A new swine flu in China<p>Last week, researchers in China also reported another public health concern: a new virus that has "all the essential hallmarks" of a pandemic virus.<br></p><p>In a paper published in the <a href="https://www.pnas.org/content/early/2020/06/23/1921186117" target="_blank">Proceedings of the National Academy of Sciences</a>, researchers say the virus was discovered in pigs in China, and it descended from the H1N1 virus, commonly called "swine flu." That virus was able to transmit from human to human, and it killed an estimated 151,700 to 575,400 people worldwide from 2009 to 2010, according to the Centers for Disease Control and Prevention.</p>There's no evidence showing that the new virus can spread from person to person. But the researchers did find that 10 percent of swine workers had been infected by the virus, called G4 reassortant EA H1N1. This level of infectivity raises concerns, because it "greatly enhances the opportunity for virus adaptation in humans and raises concerns for the possible generation of pandemic viruses," the researchers wrote.
The word "learning" opens up space for more people, places, and ideas.
- The terms 'education' and 'learning' are often used interchangeably, but there is a cultural connotation to the former that can be limiting. Education naturally links to schooling, which is only one form of learning.
- Gregg Behr, founder and co-chair of Remake Learning, believes that this small word shift opens up the possibilities in terms of how and where learning can happen. It also becomes a more inclusive practice, welcoming in a larger, more diverse group of thinkers.
- Post-COVID, the way we think about what learning looks like will inevitably change, so it's crucial to adjust and begin building the necessary support systems today.
Scientists uncovered the secrets of what drove some of the world's last remaining woolly mammoths to extinction.
Every summer, children on the Alaskan island of St Paul cool down in Lake Hill, a crater lake in an extinct volcano – unaware of the mysteries that lie beneath.
The coronavirus pandemic has brought out the perception of selfishness among many.
- Selfish behavior has been analyzed by philosophers and psychologists for centuries.
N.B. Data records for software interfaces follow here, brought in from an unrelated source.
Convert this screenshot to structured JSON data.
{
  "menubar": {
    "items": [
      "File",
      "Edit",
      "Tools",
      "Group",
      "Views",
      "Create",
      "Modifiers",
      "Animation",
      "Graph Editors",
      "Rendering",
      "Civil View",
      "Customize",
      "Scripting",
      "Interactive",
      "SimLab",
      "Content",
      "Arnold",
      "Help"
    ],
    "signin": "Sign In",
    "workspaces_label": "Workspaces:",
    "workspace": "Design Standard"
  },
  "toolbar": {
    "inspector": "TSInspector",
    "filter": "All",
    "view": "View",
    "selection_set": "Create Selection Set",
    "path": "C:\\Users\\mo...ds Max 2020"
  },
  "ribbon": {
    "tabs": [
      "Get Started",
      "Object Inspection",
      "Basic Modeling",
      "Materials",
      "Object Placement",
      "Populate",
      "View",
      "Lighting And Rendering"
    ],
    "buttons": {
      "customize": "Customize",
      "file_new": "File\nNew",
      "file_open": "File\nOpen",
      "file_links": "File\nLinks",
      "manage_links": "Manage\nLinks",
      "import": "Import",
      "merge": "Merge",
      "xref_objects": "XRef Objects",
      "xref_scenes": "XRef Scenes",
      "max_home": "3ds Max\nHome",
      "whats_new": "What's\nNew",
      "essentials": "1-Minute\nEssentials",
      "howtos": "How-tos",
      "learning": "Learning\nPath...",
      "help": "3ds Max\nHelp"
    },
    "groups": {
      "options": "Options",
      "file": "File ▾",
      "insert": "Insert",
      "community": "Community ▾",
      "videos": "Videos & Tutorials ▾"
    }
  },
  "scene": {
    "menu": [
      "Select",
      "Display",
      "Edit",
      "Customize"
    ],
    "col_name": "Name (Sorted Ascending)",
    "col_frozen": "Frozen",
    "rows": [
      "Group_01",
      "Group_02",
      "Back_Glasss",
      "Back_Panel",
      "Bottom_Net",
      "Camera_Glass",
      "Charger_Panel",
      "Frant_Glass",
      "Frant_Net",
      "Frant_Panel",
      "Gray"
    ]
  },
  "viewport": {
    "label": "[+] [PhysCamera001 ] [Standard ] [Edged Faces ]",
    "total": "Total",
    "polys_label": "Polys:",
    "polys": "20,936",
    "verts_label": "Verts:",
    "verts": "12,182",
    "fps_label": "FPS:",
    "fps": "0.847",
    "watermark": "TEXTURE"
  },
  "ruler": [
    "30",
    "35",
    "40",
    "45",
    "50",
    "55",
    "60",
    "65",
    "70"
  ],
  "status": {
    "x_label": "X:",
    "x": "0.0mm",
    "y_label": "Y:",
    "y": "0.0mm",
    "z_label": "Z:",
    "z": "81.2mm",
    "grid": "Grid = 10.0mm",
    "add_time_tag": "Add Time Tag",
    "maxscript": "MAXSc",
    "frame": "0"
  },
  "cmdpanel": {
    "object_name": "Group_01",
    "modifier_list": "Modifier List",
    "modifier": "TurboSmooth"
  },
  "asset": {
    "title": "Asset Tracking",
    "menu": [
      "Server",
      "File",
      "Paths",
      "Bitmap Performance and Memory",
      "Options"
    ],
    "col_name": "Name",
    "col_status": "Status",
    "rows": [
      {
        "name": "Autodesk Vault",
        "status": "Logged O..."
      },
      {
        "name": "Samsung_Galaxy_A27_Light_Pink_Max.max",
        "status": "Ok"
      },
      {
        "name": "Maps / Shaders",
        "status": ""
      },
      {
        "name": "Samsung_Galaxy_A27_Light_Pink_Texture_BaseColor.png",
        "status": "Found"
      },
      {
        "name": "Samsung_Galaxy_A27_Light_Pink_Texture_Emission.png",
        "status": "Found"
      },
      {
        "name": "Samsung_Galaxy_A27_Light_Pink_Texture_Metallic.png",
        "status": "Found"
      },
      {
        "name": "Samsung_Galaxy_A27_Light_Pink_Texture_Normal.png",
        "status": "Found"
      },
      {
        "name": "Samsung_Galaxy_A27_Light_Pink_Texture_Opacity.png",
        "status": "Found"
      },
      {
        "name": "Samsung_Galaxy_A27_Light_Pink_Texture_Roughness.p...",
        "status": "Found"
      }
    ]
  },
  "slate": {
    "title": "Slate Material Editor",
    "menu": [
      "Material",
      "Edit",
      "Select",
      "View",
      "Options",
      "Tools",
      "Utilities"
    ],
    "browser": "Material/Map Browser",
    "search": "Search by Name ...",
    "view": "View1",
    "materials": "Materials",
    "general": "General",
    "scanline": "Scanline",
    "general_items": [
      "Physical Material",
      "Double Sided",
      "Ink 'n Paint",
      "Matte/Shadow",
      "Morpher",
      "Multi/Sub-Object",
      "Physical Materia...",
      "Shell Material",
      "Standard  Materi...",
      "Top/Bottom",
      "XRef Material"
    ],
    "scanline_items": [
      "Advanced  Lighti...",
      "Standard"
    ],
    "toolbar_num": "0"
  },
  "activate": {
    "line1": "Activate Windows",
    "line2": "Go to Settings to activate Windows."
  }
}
- New research shows people may be wired for altruistic behavior and get more benefits from it.
- Times of crisis tend to increase self-centered acts.